Trumbull College’s junior housing draw was scheduled to take place Monday night, but instead of picking their future suites, Trumbull’s rising juniors spent their evenings wondering if they will have rooms on campus at all.
The unusually high number of rising Trumbull juniors opting to live on campus next year has thrown the college’s housing allocation process into disarray, as Trumbull’s dean and housing committee are struggling to determine where — and if — Trumbull juniors will be able to live on campus.
Looming fears of a housing shortage are not unique to Trumbull. Many college deans have reported an exceptionally high proportion of rising juniors applying for on-campus housing, leading to a space crunch in the buildings Yale has historically set aside for annexed students.
“Everyone’s frustrated because we have no idea what our housing looks like,” Trumbullian Lugar Choi ’11 said.
Freshmen and sophomores are guaranteed housing on campus, but seniors are often given priority in housing draws. For most residential colleges, this means that juniors, unless they choose to move off campus, risk being assigned to annex housing.
For each of the last four years, an average of 645 juniors and seniors have lived off campus, said John Meeske, associate dean for physical resources and planning. Although Meeske confirmed that more students than usual have applied for campus housing, the numbers are “preliminary estimates.”
But Yale traditionally manages to find housing for all who request it. Meeske said some students decide to move off campus during the housing process each year, generally alleviating a housing crunch when there is one, although the University can also shift students to different annex spaces around campus or even to other residential colleges.
The overall college housing picture will become clearer after Meeske meets with college deans and the other members of Yale’s housing council on Tuesday. Many colleges still do not know exactly how many upperclassmen wish to remain on campus, contributing to further uncertainty. Meeske said he hopes the meeting will dispel much of this uncertainty.
Trumbull College housing committee member Dounia Bredes ’11 said annex housing is playing a large role in the mounting junior housing shortage. Trumbull College proper only has space for 33 juniors, and over 70 had applied for on-campus housing as of Monday, Bredes said.

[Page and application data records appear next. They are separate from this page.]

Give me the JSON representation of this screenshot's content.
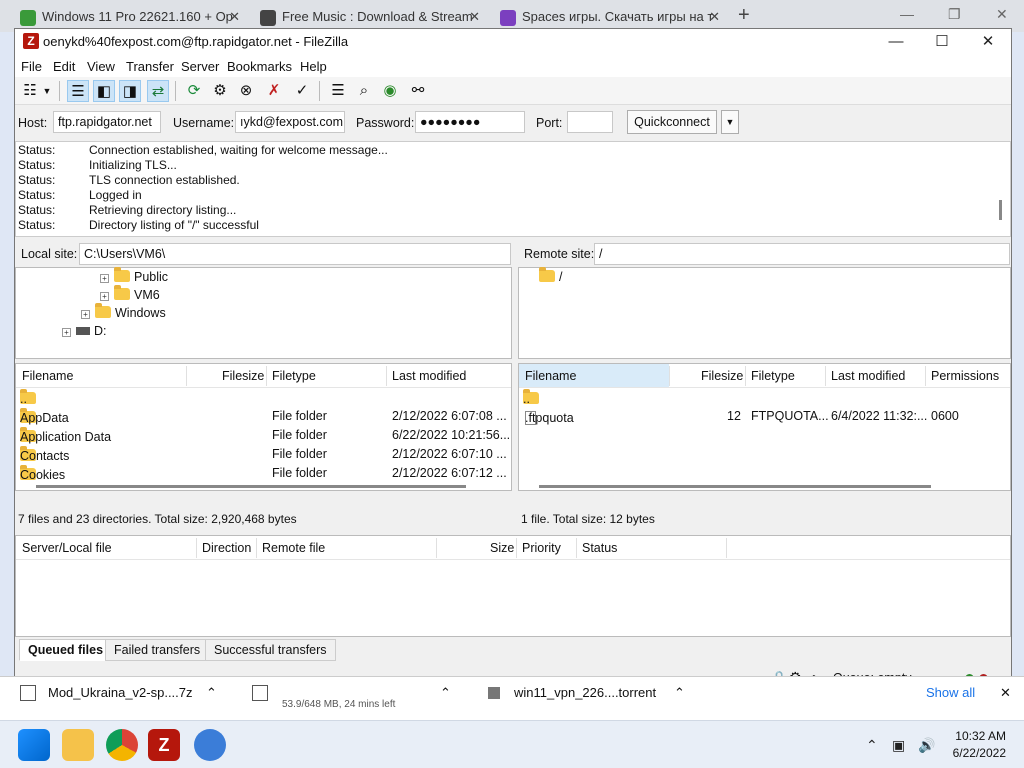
{
  "browser_tabs": [
    {
      "title": "Windows 11 Pro 22621.160 + Op",
      "color": "#3a9a3a"
    },
    {
      "title": "Free Music : Download & Stream",
      "color": "#444444"
    },
    {
      "title": "Spaces игры. Скачать игры на т",
      "color": "#7b3fbf"
    }
  ],
  "window": {
    "title": "oenykd%40fexpost.com@ftp.rapidgator.net - FileZilla"
  },
  "menu": [
    "File",
    "Edit",
    "View",
    "Transfer",
    "Server",
    "Bookmarks",
    "Help"
  ],
  "quickconnect": {
    "host_label": "Host:",
    "host": "ftp.rapidgator.net",
    "user_label": "Username:",
    "user": "ıykd@fexpost.com",
    "pass_label": "Password:",
    "pass": "●●●●●●●●",
    "port_label": "Port:",
    "port": "",
    "button": "Quickconnect"
  },
  "log": [
    {
      "k": "Status:",
      "v": "Connection established, waiting for welcome message..."
    },
    {
      "k": "Status:",
      "v": "Initializing TLS..."
    },
    {
      "k": "Status:",
      "v": "TLS connection established."
    },
    {
      "k": "Status:",
      "v": "Logged in"
    },
    {
      "k": "Status:",
      "v": "Retrieving directory listing..."
    },
    {
      "k": "Status:",
      "v": "Directory listing of \"/\" successful"
    }
  ],
  "local": {
    "label": "Local site:",
    "path": "C:\\Users\\VM6\\",
    "tree": [
      "Public",
      "VM6",
      "Windows",
      "D:"
    ],
    "headers": [
      "Filename",
      "Filesize",
      "Filetype",
      "Last modified"
    ],
    "rows": [
      {
        "name": "..",
        "size": "",
        "type": "",
        "mod": ""
      },
      {
        "name": "AppData",
        "size": "",
        "type": "File folder",
        "mod": "2/12/2022 6:07:08 ..."
      },
      {
        "name": "Application Data",
        "size": "",
        "type": "File folder",
        "mod": "6/22/2022 10:21:56..."
      },
      {
        "name": "Contacts",
        "size": "",
        "type": "File folder",
        "mod": "2/12/2022 6:07:10 ..."
      },
      {
        "name": "Cookies",
        "size": "",
        "type": "File folder",
        "mod": "2/12/2022 6:07:12 ..."
      }
    ],
    "status": "7 files and 23 directories. Total size: 2,920,468 bytes"
  },
  "remote": {
    "label": "Remote site:",
    "path": "/",
    "tree": [
      "/"
    ],
    "headers": [
      "Filename",
      "Filesize",
      "Filetype",
      "Last modified",
      "Permissions"
    ],
    "rows": [
      {
        "name": "..",
        "size": "",
        "type": "",
        "mod": "",
        "perm": ""
      },
      {
        "name": ".ftpquota",
        "size": "12",
        "type": "FTPQUOTA...",
        "mod": "6/4/2022 11:32:...",
        "perm": "0600"
      }
    ],
    "status": "1 file. Total size: 12 bytes"
  },
  "queue": {
    "headers": [
      "Server/Local file",
      "Direction",
      "Remote file",
      "Size",
      "Priority",
      "Status"
    ],
    "tabs": [
      "Queued files",
      "Failed transfers",
      "Successful transfers"
    ],
    "status": "Queue: empty"
  },
  "downloads": [
    {
      "name": "Mod_Ukraina_v2-sp....7z"
    },
    {
      "name": "53.9/648 MB, 24 mins left"
    },
    {
      "name": "win11_vpn_226....torrent"
    }
  ],
  "downloads_showall": "Show all",
  "clock": {
    "time": "10:32 AM",
    "date": "6/22/2022"
  }
}
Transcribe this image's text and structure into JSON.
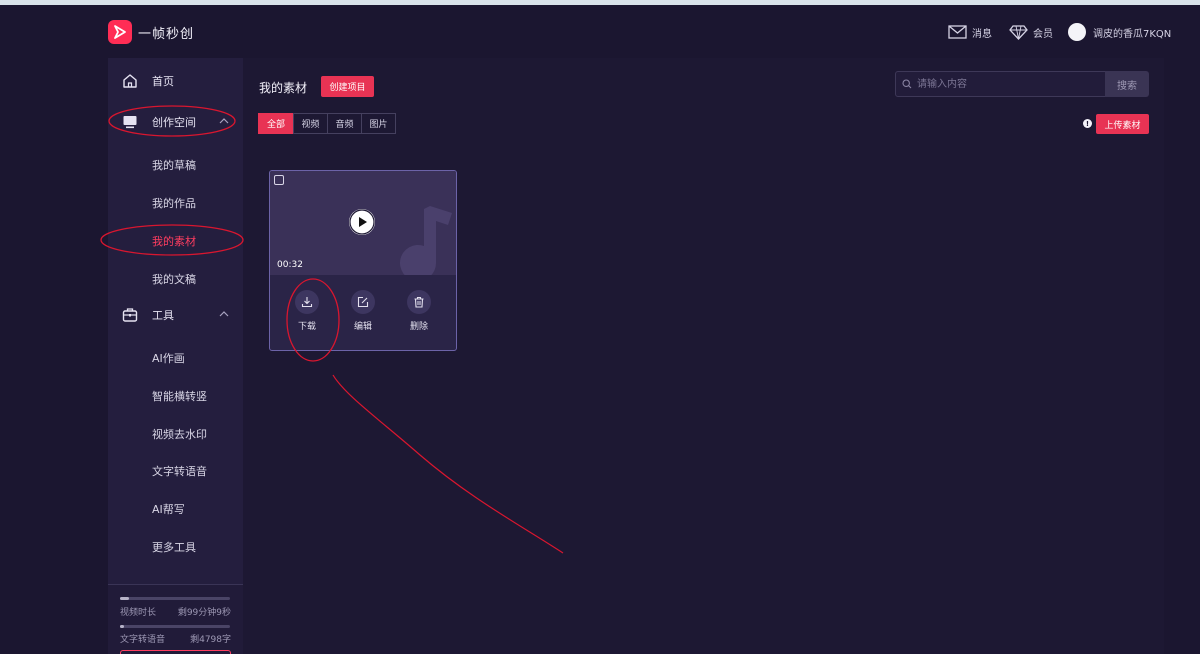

Since last week, Trumbull Dean Jasmina Basirevic-Regan has been urging rising Trumbull juniors to indicate whether or not they intended to live on campus as soon as possible, despite the fact that the location of annex housing was not settled until Monday evening.
“People aren’t happy,” Bredes said. “No one likes ambiguity.”
Trumbull’s annex housing is typically located in McClellan Hall, but Trumbull juniors filled only 20 of 40 annex spaces allotted to them in McClellan this year. The housing council allocated McClellan to Calhoun College, which typically annexes about 40 students, for the coming year. Arnold Hall was officially named as the 2009-’10 annex space for both Trumbull and Davenport colleges early Monday evening.
Calhoun College, McClellan Hall’s new annex occupant, has contributed to the housing crunch. Meeske said he expects higher than usual numbers of Calhoun upperclassman to apply for on-campus housing in the newly renovated college, increasing the number of juniors who will be occupying much-needed annex space next year.
Ezra Stiles College housing committee member Sophia Popova ’11 said record numbers of Stiles upperclassman are also seeking on-campus housing for the 2009-’10 school year, although the college will not be renovated until 2010.
“Stiles always has at least a few empty rooms,” Popova said. “But next year, they will probably all be full.”
Even in advance of Tuesday’s housing council meeting, committee members have identified alternate annex options. In addition to Old Campus buildings, McClellan Hall and Arnold Hall, all of which are routinely used to house displaced juniors, students may be placed in University-owned apartments at 210 Park St. or even in other residential colleges, Meeske said. In the meantime, he said he hopes enough students will decide to move off campus to allow everyone who wants a Yale bed to have one.
Remarked Meeske: “We’ve never actually gotten to the point where we have to tell students, you have to move off campus.”